> Work order
Each record that follows goes into your reply unchanged; the pictures do not.

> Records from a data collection
┌──

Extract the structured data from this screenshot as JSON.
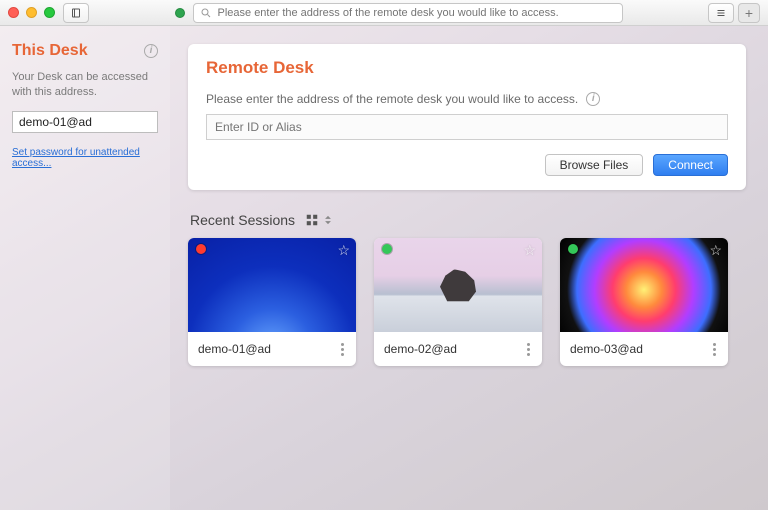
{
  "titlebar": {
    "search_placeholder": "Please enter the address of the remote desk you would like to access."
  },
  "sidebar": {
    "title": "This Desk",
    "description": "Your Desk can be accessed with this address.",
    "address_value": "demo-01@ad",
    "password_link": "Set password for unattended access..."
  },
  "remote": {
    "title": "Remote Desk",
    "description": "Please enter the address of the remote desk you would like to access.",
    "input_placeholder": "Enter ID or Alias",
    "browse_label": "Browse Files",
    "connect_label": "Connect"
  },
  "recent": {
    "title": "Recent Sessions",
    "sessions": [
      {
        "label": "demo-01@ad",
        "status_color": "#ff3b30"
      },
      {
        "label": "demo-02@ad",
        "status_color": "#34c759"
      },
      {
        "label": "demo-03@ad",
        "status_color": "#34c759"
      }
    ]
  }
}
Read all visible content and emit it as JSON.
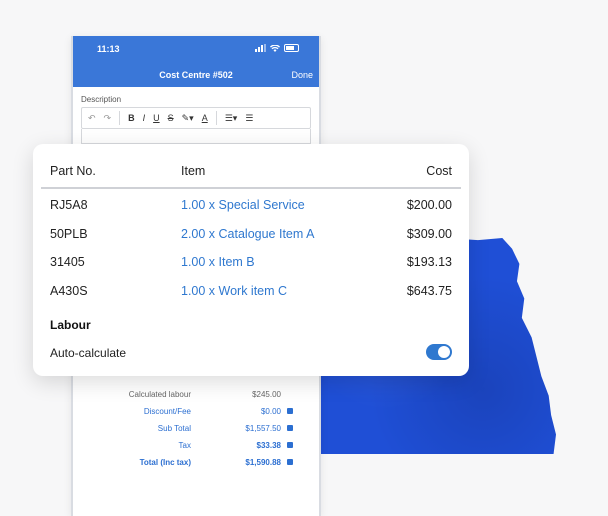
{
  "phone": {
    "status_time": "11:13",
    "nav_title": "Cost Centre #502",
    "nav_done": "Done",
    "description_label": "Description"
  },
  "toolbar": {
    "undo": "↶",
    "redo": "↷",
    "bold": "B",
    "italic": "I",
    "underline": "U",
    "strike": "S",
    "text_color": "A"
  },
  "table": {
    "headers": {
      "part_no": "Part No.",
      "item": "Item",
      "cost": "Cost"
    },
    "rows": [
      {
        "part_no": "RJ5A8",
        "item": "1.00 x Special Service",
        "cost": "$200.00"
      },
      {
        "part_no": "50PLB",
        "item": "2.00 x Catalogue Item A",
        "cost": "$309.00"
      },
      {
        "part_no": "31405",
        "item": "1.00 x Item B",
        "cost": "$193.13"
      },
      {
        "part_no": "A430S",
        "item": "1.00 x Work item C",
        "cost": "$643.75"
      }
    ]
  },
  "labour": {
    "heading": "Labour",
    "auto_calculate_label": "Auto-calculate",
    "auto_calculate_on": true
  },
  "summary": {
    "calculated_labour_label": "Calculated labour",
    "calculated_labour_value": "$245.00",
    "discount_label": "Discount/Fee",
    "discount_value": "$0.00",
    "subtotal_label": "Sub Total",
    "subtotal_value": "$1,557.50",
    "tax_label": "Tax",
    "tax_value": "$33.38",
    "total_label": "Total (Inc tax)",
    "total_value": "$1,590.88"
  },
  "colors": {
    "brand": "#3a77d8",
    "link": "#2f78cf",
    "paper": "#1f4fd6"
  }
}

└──

> Answer box
Extract the structured data from this screenshot as JSON.
{
  "titlebar": {
    "search_placeholder": "Please enter the address of the remote desk you would like to access."
  },
  "sidebar": {
    "title": "This Desk",
    "description": "Your Desk can be accessed with this address.",
    "address_value": "demo-01@ad",
    "password_link": "Set password for unattended access..."
  },
  "remote": {
    "title": "Remote Desk",
    "description": "Please enter the address of the remote desk you would like to access.",
    "input_placeholder": "Enter ID or Alias",
    "browse_label": "Browse Files",
    "connect_label": "Connect"
  },
  "recent": {
    "title": "Recent Sessions",
    "sessions": [
      {
        "label": "demo-01@ad",
        "status_color": "#ff3b30"
      },
      {
        "label": "demo-02@ad",
        "status_color": "#34c759"
      },
      {
        "label": "demo-03@ad",
        "status_color": "#34c759"
      }
    ]
  }
}
Read all visible content and emit it as JSON.
{
  "phone": {
    "status_time": "11:13",
    "nav_title": "Cost Centre #502",
    "nav_done": "Done",
    "description_label": "Description"
  },
  "toolbar": {
    "undo": "↶",
    "redo": "↷",
    "bold": "B",
    "italic": "I",
    "underline": "U",
    "strike": "S",
    "text_color": "A"
  },
  "table": {
    "headers": {
      "part_no": "Part No.",
      "item": "Item",
      "cost": "Cost"
    },
    "rows": [
      {
        "part_no": "RJ5A8",
        "item": "1.00 x Special Service",
        "cost": "$200.00"
      },
      {
        "part_no": "50PLB",
        "item": "2.00 x Catalogue Item A",
        "cost": "$309.00"
      },
      {
        "part_no": "31405",
        "item": "1.00 x Item B",
        "cost": "$193.13"
      },
      {
        "part_no": "A430S",
        "item": "1.00 x Work item C",
        "cost": "$643.75"
      }
    ]
  },
  "labour": {
    "heading": "Labour",
    "auto_calculate_label": "Auto-calculate",
    "auto_calculate_on": true
  },
  "summary": {
    "calculated_labour_label": "Calculated labour",
    "calculated_labour_value": "$245.00",
    "discount_label": "Discount/Fee",
    "discount_value": "$0.00",
    "subtotal_label": "Sub Total",
    "subtotal_value": "$1,557.50",
    "tax_label": "Tax",
    "tax_value": "$33.38",
    "total_label": "Total (Inc tax)",
    "total_value": "$1,590.88"
  },
  "colors": {
    "brand": "#3a77d8",
    "link": "#2f78cf",
    "paper": "#1f4fd6"
  }
}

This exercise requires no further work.